Practising Quick Drawing (2000) Graphic Pencils

My Eye (2000) Quick sketch

I felt I had to do something. Time was ticking and she was revising her notes. I felt powerless again, yet felt I had to do something even though inside I felt very vulnerable. How can I talk to her without giving the impression I was throwing myself at her feet? What about my pride and dignity? What if the conversation goes wrong? What if I get emotional and end up crying while she on the other side of the phone enjoys my humiliation and her power? What if she just puts down the phone or rudely ends the conversation? What if she gets so irritated at my call that it affects her decision to grant me asylum? Would my call have a negative impact on the case? What if …?

I kept thinking for many days with the letter open on my bed gazing at her direct phone number. Then I suddenly thought, if I am not allowed or supposed to contact her, why on earth did she provide her direct number under her name and signature? I got dizzy thinking and rethinking, caught in my ambivalence about whether to grab the phone and call her or await my fate passively. Should I let it go and she does whatever she decides to do without me having the final say? No.

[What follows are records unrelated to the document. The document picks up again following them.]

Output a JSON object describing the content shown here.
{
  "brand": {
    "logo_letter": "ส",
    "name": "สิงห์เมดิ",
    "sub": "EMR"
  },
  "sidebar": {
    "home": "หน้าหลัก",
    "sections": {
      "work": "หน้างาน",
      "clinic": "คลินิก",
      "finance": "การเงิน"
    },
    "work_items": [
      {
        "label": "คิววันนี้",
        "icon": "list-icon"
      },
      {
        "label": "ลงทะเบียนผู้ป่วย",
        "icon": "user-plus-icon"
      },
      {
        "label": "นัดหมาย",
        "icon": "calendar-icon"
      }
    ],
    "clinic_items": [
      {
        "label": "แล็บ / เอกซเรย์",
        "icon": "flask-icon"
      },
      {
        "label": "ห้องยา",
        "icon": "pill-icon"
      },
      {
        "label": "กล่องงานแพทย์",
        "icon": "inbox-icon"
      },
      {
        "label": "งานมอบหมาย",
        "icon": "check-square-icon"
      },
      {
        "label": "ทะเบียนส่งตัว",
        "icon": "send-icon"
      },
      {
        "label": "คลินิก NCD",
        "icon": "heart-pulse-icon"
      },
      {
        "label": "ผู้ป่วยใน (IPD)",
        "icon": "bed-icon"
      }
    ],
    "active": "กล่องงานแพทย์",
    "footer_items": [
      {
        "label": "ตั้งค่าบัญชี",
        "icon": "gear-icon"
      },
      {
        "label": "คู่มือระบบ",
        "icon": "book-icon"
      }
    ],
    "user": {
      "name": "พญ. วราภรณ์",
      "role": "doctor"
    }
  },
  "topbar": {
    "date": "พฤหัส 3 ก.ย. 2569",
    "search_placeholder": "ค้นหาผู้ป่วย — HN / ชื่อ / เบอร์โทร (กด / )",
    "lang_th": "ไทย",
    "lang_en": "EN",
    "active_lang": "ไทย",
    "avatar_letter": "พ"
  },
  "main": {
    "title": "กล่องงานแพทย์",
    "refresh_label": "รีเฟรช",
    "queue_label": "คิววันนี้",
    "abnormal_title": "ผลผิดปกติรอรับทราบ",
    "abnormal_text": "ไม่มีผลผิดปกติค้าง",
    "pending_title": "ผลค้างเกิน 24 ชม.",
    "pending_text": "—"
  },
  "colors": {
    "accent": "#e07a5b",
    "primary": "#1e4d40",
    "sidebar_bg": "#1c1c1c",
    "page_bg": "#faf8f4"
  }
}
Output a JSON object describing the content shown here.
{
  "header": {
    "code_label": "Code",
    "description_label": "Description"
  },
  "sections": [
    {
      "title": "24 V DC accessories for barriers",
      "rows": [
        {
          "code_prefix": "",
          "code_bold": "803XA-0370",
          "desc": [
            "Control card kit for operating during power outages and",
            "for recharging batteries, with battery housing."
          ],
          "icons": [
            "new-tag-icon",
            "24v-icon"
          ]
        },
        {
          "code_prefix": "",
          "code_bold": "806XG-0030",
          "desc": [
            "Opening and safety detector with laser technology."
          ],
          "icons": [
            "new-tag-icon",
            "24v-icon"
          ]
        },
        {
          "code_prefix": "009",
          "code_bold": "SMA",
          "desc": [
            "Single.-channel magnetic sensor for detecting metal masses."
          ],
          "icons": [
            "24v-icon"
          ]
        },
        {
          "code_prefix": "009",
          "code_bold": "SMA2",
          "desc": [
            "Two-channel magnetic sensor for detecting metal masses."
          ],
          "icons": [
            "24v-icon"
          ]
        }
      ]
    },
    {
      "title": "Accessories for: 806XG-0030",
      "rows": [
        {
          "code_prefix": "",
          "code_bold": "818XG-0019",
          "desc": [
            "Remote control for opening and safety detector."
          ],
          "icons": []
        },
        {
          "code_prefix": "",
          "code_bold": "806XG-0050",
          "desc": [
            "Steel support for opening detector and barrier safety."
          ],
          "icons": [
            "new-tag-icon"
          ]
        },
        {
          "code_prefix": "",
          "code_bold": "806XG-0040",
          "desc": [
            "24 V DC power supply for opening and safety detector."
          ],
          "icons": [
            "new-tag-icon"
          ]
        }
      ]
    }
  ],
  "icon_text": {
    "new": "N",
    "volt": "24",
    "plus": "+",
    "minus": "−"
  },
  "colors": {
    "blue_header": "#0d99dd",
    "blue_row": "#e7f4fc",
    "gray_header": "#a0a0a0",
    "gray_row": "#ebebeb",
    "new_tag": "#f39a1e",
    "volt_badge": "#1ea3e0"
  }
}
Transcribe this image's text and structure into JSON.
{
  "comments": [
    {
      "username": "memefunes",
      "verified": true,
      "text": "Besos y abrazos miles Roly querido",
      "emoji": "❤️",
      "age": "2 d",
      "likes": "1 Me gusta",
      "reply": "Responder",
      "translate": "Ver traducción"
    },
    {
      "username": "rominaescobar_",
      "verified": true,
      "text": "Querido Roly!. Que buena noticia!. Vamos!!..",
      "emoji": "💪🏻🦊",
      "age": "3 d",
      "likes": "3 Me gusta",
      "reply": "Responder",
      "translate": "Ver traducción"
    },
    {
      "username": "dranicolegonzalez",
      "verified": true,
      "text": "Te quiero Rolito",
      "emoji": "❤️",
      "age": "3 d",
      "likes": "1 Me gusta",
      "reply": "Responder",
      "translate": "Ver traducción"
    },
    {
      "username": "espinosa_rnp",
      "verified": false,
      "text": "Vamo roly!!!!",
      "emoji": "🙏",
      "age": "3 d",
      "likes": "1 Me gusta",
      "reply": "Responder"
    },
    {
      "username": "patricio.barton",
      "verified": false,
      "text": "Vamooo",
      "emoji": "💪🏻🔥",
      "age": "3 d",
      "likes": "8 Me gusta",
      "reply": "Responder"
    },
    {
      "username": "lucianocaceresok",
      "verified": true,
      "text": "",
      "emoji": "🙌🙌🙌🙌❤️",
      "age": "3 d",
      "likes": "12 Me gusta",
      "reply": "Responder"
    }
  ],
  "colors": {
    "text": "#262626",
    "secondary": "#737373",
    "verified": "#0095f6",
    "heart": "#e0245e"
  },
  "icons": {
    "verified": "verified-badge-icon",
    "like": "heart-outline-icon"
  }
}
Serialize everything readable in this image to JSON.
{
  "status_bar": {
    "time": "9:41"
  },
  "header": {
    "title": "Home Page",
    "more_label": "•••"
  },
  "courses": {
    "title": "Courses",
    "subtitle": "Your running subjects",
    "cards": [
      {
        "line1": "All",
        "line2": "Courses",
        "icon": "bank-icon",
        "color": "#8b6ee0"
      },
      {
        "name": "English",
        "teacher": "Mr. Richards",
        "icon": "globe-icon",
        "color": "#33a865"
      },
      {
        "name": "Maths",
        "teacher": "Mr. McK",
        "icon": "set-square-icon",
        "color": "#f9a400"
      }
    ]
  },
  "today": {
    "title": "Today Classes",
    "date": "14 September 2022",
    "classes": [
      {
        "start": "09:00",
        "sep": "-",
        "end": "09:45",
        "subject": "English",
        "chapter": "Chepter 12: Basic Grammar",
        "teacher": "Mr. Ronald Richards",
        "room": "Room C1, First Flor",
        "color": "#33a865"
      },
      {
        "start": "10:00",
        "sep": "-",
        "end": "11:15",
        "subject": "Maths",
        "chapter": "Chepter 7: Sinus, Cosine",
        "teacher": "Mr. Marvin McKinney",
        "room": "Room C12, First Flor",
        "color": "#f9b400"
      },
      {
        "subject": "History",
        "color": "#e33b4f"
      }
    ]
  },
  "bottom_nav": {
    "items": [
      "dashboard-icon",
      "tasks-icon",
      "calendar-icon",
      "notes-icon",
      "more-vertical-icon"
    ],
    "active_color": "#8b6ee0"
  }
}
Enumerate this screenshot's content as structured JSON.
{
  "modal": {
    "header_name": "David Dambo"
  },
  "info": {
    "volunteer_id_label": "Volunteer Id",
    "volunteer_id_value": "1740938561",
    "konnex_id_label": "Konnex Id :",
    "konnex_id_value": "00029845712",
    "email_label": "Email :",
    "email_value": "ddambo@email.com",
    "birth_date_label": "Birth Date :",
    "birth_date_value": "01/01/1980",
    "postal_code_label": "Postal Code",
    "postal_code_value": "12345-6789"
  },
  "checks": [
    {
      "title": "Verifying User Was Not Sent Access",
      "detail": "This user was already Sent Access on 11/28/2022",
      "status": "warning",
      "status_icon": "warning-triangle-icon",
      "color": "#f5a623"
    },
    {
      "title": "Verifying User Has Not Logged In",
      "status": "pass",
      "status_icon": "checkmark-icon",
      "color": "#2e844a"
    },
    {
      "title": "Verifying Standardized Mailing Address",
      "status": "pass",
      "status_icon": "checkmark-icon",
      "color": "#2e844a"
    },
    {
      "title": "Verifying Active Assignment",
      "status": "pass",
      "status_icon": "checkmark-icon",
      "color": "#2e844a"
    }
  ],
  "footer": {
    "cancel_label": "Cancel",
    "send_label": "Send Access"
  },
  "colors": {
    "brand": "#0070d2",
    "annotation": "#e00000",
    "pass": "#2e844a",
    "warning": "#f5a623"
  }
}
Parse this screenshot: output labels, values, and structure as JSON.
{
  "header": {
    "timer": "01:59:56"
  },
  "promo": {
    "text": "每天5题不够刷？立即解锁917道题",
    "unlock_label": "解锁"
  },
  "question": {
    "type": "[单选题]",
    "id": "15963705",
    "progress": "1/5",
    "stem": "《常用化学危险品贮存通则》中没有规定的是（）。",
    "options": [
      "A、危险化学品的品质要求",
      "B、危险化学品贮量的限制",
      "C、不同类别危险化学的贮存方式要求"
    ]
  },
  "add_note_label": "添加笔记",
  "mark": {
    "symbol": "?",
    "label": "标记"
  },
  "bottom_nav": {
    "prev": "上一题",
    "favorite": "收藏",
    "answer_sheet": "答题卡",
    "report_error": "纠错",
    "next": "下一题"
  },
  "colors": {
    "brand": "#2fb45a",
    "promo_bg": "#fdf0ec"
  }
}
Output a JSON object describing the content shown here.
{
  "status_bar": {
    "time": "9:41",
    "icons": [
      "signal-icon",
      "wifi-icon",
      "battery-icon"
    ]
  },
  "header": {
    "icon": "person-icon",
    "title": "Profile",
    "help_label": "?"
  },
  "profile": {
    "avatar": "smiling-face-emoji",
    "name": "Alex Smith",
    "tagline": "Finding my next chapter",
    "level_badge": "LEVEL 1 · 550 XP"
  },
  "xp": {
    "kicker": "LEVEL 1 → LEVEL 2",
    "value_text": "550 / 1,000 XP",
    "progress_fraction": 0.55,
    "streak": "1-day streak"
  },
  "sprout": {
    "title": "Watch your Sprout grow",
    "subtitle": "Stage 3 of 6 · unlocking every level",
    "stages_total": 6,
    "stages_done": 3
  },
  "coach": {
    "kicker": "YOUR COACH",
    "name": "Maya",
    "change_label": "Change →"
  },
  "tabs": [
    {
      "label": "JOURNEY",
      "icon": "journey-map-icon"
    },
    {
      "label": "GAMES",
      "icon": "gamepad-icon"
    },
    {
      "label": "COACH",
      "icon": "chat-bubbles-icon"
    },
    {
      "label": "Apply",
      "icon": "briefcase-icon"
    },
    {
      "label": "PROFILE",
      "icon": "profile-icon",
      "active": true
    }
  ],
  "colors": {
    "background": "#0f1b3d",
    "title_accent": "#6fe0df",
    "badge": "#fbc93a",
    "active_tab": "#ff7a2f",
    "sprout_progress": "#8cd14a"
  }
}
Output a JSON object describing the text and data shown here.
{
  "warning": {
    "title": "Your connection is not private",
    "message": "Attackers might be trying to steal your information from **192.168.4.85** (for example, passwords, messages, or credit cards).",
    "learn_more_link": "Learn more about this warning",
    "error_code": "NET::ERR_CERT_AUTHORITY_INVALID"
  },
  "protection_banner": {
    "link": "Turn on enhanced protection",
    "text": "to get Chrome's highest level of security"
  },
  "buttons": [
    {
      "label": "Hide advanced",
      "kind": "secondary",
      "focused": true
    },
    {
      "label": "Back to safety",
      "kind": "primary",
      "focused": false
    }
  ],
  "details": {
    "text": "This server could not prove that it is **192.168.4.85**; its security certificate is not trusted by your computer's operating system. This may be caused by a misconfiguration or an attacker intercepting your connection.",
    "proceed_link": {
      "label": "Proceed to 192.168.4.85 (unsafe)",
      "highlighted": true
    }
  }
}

  • Hello, good morning. Can I speak to (I have forgotten the name)?
  • Yes, speaking.
  • I have got a letter from you recently about my asylum claim……
  • Yes
  • ….err…. that you are going to process it and make a decision….
  • Yes
  • I just wanted to say that my file on your table might seem to you just some pieces of paper with a case number on it, but behind those papers there lies a life. It is my life you are going to make a decision on and not just a case number!
  • Yes, I know (she said very quickly, interrupting me). It is not only your life I am making a decision on. All the cases I have are people’s lives we are dealing with.
  • It is my future you are going to make a decision on. (Silence)
  • Silence
  • Goodbye
  • Goodbye